  • Feature

    Lawrence David’s gut check gets personal

    Lawrence David, 33Computational biologistDuke University

    A Jim Carrey movie inspired computational biologist Lawrence David to change the course of his research. As a graduate student, David saw Yes Man, a 2008 film in which Carrey’s character is forced to say yes to all propositions.

    David thought the movie’s message about opening yourself to new experiences, even uncomfortable ones,...

    09/21/2016 - 11:06 Human Evolution, Microbes, Cells
  • News

    Painting claimed to be among Australia’s oldest known rock art

    Inside a large cave in northwestern Australia’s remote Kimberley region, someone painted an elongated, yamlike shape on a ceiling at least 16,000 years ago, new research suggests. That long-ago creation in the unnamed cavern adds fuel to the argument that rock art in Australia goes back even earlier to the continent’s first inhabitants, researchers contend.

    This discovery joins a small...

    09/16/2016 - 10:54 Archaeology, Human Evolution
  • News

    Brain’s blood appetite grew faster than its size

    The brains of human ancestors didn’t just grow bigger over evolutionary time. They also amped up their metabolism, demanding more energy for a given volume, a new study suggests.

    Those increased energy demands might reflect changes in brain structure and organization as cognitive abilities increased, says physiologist Roger Seymour of the University of Adelaide in Australia, a coauthor...

    08/30/2016 - 19:05 Human Evolution, Anthropology, Neuroscience
  • Reviews & Previews

    Historian traces rise of celebrity hominid fossils

    Seven SkeletonsLydia PyneViking, $28

    After decades of research revealing their sophisticated lives, Neandertals still can’t shake their reputation as knuckle-dragging cavemen. And it’s the Old Man of La Chapelle’s fault.

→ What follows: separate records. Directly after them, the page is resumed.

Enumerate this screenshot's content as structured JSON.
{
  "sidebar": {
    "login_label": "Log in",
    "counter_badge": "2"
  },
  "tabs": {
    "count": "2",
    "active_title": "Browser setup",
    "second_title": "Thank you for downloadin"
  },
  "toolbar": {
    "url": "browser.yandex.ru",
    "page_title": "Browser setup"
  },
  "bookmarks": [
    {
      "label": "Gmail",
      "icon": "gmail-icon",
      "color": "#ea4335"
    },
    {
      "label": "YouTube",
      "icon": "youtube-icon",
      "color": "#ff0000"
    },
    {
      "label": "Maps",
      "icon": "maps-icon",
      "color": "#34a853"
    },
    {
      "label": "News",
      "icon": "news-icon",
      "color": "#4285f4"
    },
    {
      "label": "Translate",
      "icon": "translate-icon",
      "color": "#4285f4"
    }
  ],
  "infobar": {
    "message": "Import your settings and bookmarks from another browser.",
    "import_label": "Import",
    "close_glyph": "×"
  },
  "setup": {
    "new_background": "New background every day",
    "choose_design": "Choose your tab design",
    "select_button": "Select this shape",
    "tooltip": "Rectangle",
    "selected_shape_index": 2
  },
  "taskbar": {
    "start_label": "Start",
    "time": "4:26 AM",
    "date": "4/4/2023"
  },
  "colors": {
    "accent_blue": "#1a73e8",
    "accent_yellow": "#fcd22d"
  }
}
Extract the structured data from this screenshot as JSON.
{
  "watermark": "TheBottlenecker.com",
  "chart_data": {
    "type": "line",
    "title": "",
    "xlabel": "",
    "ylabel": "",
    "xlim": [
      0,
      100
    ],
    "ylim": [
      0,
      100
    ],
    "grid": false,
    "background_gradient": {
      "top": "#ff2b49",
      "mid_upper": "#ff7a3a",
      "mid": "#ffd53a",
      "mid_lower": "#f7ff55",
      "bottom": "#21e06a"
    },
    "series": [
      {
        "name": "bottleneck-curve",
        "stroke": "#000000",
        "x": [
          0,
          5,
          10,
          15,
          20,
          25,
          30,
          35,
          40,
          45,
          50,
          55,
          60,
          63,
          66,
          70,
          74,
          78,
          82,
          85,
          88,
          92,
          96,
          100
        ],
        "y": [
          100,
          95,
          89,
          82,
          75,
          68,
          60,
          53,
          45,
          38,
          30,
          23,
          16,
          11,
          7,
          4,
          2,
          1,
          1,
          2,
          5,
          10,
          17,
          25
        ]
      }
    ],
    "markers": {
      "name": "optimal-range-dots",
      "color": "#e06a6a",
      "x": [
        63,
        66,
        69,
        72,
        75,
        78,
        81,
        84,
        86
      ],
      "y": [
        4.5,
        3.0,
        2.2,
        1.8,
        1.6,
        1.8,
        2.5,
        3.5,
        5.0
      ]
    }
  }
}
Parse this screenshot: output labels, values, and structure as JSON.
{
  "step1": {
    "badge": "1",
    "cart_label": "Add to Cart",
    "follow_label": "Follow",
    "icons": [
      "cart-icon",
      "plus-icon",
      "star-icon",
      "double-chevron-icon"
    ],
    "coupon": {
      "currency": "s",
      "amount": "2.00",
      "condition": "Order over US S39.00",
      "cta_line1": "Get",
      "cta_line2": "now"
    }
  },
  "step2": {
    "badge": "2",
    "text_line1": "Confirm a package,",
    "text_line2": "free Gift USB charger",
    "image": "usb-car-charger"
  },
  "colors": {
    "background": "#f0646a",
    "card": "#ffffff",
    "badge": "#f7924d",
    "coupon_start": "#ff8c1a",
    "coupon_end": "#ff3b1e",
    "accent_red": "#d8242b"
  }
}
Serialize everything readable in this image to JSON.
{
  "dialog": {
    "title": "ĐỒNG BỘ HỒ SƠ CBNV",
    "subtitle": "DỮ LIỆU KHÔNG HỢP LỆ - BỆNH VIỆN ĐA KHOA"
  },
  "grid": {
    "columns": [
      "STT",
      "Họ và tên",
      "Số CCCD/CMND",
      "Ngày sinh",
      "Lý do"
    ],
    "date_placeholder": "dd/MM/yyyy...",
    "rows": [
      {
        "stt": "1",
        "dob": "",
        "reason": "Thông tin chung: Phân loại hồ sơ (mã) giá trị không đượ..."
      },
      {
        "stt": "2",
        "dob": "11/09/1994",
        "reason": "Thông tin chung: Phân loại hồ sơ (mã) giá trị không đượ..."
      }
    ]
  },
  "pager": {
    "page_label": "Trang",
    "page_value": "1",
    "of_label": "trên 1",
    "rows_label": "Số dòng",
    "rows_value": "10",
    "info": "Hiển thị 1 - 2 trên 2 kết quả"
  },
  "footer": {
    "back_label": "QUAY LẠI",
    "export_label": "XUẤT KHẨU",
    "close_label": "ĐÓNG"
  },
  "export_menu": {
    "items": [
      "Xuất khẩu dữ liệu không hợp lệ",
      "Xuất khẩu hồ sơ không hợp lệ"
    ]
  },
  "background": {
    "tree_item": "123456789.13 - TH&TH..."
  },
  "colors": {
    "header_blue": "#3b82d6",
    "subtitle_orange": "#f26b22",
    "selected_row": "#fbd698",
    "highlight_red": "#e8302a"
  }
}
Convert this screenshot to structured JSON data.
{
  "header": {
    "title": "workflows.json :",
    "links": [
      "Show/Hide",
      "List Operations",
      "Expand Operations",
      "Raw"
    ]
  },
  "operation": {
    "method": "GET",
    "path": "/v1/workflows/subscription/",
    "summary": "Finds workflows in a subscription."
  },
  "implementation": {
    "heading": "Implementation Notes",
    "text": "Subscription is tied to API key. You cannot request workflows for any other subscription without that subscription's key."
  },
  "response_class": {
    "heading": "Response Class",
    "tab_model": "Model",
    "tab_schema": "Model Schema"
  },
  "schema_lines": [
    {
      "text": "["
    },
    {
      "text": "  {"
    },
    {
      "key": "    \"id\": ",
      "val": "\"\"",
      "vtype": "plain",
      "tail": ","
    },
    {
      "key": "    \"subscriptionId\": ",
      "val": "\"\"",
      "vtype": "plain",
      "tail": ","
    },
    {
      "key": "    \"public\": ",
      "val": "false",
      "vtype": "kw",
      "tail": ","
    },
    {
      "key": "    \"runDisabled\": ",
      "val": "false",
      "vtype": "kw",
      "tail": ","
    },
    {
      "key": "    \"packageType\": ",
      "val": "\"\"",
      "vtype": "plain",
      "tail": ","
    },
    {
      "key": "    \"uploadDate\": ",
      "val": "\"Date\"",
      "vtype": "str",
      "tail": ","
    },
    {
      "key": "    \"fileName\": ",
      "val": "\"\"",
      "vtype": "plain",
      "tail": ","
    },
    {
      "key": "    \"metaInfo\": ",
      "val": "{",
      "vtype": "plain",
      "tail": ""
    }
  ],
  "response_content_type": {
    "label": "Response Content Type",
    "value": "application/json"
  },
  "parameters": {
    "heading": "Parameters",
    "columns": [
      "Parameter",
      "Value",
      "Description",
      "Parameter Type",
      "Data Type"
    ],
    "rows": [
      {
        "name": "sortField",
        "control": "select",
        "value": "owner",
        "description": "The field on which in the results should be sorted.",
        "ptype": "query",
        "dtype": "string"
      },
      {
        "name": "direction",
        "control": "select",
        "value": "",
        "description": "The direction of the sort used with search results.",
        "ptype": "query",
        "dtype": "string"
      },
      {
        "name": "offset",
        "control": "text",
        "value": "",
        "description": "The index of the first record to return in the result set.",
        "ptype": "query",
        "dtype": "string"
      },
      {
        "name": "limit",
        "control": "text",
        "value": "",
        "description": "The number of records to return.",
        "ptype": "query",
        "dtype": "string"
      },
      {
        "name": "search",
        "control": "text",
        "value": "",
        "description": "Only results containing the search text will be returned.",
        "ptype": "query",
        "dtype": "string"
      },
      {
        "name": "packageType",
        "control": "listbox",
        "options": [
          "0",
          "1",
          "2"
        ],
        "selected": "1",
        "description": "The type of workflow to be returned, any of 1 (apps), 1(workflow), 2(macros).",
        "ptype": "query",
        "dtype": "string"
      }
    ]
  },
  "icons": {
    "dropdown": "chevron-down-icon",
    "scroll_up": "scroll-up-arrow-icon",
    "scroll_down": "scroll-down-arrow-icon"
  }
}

    The Old Man of La Chapelle was the first relatively complete Neandertal skeleton ever found. Three French abbés discovered the bones in 1908. Soon after, geologist...

    08/22/2016 - 09:00 History of Science, Anthropology, Human Evolution